→ GIVEN ENTRIES:
━━━━

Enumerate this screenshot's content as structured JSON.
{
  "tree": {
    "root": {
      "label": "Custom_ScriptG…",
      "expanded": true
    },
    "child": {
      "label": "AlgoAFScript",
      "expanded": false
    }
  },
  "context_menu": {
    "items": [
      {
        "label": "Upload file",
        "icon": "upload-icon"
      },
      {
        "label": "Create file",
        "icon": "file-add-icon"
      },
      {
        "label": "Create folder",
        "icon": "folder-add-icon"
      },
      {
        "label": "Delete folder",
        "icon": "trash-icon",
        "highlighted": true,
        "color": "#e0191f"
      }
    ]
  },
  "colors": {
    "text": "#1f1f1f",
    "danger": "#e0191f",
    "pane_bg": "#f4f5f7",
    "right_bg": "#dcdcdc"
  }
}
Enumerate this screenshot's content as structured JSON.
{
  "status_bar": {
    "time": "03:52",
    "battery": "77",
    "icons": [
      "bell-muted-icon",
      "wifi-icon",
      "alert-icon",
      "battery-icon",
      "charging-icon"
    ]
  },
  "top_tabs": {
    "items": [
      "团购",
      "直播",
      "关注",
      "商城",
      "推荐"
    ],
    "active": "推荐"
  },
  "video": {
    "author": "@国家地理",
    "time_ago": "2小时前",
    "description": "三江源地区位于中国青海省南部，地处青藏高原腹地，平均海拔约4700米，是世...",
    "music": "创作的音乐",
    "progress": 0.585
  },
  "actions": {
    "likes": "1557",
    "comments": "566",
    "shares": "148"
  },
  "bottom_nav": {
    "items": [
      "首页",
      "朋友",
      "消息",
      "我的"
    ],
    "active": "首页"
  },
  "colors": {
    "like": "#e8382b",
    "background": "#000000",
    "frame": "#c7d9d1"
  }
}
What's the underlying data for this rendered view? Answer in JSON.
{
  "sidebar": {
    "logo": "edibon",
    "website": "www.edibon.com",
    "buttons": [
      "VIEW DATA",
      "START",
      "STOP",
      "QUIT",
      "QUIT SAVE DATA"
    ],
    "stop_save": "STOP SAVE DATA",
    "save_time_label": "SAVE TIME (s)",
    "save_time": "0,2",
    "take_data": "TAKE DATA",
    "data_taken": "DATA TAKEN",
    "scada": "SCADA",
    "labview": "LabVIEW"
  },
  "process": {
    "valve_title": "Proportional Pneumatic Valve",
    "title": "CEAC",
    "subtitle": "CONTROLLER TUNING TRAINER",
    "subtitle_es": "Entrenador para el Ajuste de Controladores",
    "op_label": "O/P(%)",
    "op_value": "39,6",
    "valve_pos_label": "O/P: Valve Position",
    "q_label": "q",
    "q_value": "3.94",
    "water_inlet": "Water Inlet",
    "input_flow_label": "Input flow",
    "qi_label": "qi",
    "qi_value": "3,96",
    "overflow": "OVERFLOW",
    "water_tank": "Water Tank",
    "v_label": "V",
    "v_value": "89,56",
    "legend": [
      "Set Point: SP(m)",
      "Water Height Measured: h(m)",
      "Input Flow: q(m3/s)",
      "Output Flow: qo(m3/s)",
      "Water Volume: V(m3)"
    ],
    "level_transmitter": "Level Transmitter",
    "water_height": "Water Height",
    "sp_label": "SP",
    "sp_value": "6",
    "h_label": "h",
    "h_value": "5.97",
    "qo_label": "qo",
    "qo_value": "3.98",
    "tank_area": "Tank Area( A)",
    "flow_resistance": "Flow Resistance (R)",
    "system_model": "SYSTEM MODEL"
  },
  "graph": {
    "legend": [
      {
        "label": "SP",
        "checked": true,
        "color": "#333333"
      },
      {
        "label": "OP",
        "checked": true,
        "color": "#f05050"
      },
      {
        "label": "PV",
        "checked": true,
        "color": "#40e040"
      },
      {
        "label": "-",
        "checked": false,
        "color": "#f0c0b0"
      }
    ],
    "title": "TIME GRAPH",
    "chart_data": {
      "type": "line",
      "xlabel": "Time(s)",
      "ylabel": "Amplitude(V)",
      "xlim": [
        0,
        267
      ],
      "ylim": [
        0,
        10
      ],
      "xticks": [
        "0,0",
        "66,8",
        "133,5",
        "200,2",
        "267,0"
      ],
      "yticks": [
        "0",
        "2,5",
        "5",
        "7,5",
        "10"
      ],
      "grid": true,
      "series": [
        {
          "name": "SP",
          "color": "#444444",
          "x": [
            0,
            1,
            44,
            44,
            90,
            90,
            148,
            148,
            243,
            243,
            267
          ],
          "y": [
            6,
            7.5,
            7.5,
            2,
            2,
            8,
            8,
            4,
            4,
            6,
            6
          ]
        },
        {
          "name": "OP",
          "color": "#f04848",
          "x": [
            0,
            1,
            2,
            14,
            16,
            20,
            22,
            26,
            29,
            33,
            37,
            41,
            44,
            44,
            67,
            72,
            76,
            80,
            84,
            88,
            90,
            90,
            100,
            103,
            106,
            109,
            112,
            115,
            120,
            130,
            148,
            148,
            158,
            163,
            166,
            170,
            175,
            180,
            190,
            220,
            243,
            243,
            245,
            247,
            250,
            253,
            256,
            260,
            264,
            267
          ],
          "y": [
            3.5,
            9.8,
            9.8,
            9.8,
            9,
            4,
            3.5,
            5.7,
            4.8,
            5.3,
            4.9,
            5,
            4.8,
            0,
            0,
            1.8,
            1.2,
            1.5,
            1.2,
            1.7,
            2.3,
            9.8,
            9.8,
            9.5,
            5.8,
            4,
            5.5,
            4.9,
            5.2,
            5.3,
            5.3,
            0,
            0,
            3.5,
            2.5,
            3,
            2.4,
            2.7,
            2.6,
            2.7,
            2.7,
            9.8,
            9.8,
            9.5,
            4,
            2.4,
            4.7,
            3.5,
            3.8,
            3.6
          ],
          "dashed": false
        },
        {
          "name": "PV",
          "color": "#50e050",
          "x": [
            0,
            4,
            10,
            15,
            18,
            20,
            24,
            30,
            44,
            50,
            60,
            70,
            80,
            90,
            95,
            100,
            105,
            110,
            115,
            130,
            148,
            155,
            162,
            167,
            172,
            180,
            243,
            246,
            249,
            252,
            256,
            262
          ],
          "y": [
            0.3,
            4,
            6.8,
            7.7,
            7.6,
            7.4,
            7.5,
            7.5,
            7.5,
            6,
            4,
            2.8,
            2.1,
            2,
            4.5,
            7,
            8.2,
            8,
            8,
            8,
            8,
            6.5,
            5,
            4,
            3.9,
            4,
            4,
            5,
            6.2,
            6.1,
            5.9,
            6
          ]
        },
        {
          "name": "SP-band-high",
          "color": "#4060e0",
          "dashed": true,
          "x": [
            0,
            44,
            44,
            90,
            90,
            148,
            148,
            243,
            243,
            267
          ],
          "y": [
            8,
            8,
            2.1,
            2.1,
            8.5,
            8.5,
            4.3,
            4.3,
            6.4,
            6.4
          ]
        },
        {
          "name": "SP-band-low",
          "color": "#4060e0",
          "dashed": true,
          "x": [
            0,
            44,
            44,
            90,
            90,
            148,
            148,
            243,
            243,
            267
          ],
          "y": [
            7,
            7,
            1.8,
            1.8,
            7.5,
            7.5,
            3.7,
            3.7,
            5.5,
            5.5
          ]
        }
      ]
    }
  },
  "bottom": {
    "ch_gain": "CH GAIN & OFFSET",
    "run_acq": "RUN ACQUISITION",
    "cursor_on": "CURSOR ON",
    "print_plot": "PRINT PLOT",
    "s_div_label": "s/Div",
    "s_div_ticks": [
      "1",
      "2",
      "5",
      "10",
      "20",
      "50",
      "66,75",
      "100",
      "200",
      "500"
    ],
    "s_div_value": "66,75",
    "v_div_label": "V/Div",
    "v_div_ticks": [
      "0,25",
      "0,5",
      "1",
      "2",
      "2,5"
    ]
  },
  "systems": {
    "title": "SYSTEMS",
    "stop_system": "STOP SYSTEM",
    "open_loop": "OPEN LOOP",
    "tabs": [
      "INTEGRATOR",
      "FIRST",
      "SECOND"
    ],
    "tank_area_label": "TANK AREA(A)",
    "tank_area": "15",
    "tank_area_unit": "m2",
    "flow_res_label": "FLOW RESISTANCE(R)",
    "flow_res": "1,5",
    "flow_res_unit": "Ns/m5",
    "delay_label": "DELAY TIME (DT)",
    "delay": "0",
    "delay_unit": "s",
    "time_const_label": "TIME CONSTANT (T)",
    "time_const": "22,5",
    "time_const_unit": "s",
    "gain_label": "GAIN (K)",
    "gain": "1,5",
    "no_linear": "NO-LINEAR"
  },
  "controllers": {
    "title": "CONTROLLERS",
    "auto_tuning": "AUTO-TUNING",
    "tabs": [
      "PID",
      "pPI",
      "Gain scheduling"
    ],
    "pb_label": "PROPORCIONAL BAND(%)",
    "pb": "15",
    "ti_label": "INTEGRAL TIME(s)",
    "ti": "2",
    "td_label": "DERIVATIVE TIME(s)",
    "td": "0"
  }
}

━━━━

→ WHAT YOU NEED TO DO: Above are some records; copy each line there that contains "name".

→ OUTPUT OF THE TASK:
          "name": "SP",
          "name": "OP",
          "name": "PV",
          "name": "SP-band-high",
          "name": "SP-band-low",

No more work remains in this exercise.